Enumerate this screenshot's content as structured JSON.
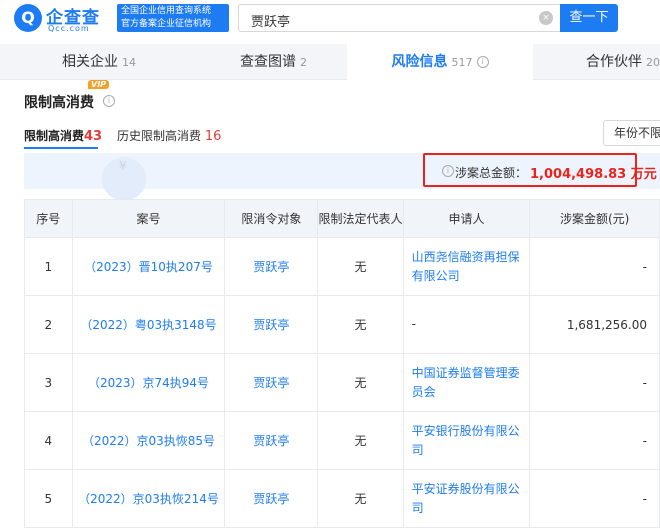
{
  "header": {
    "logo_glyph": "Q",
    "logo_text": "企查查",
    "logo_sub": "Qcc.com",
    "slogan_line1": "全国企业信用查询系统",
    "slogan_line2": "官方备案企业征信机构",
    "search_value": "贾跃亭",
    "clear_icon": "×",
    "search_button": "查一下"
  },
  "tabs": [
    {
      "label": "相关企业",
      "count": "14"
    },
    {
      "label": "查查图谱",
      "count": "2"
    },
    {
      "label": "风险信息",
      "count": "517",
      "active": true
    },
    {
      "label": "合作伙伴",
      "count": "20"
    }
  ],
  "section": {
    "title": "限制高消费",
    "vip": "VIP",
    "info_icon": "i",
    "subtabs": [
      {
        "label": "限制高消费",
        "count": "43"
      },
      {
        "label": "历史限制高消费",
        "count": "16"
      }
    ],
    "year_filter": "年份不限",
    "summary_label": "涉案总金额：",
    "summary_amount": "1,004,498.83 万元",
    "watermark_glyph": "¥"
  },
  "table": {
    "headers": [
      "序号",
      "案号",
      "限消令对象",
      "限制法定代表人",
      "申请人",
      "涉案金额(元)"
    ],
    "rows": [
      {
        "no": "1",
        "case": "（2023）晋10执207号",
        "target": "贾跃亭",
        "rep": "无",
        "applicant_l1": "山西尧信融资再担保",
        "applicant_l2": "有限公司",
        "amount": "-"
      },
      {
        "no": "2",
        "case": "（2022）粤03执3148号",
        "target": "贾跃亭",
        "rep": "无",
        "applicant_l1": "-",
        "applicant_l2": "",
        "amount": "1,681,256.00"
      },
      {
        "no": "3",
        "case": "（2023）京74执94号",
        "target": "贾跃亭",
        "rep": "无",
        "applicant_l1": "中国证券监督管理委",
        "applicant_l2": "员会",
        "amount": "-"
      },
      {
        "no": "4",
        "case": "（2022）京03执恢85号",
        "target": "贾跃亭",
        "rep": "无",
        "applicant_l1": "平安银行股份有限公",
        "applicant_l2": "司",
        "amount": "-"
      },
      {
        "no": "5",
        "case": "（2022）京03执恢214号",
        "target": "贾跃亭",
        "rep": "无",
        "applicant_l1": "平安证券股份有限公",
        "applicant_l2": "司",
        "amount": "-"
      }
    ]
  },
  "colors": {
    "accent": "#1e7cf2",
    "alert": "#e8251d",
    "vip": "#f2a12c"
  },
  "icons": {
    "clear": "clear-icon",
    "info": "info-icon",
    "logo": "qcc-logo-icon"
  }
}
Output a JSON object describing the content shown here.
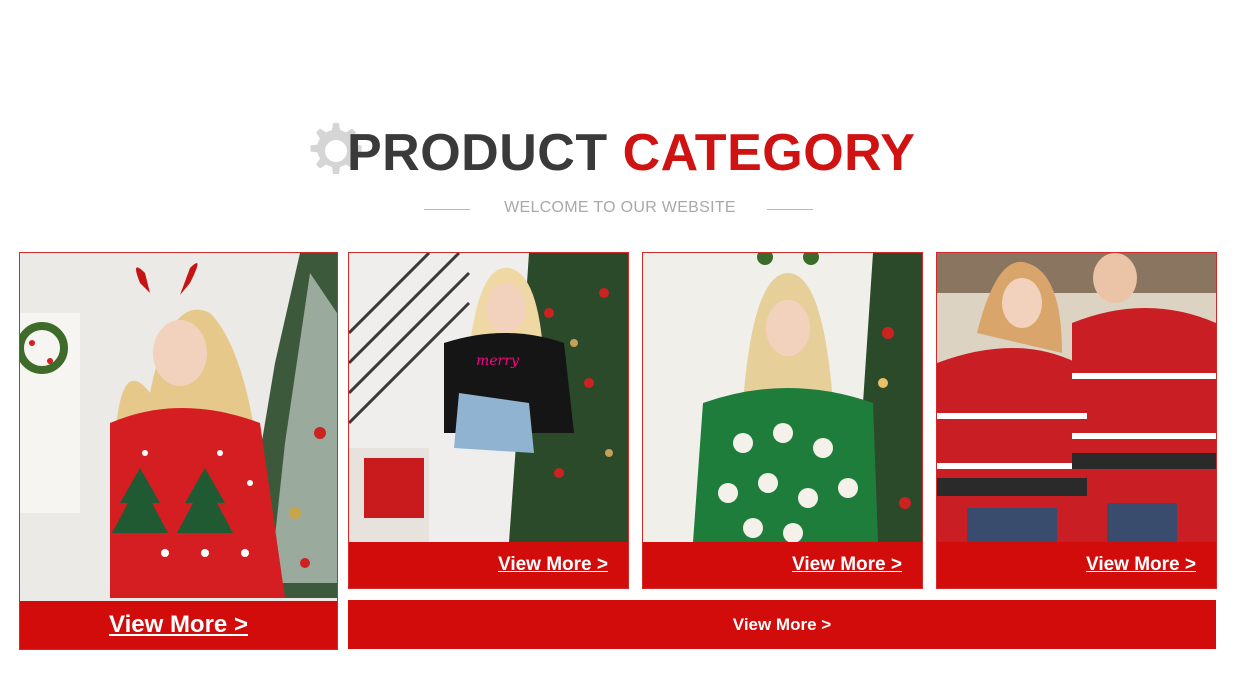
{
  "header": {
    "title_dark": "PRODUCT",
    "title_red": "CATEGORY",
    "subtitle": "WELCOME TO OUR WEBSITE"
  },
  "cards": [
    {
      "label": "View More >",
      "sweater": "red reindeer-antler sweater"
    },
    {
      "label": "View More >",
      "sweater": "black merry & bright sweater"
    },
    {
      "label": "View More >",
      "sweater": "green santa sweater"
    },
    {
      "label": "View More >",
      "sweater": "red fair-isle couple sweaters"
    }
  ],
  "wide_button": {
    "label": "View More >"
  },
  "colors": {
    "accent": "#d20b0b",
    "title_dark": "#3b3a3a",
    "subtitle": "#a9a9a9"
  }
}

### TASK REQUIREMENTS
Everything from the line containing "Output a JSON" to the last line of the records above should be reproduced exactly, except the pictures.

### WRITTEN ANSWER
Output a JSON object describing the content shown here.
{
  "header": {
    "title_dark": "PRODUCT",
    "title_red": "CATEGORY",
    "subtitle": "WELCOME TO OUR WEBSITE"
  },
  "cards": [
    {
      "label": "View More >",
      "sweater": "red reindeer-antler sweater"
    },
    {
      "label": "View More >",
      "sweater": "black merry & bright sweater"
    },
    {
      "label": "View More >",
      "sweater": "green santa sweater"
    },
    {
      "label": "View More >",
      "sweater": "red fair-isle couple sweaters"
    }
  ],
  "wide_button": {
    "label": "View More >"
  },
  "colors": {
    "accent": "#d20b0b",
    "title_dark": "#3b3a3a",
    "subtitle": "#a9a9a9"
  }
}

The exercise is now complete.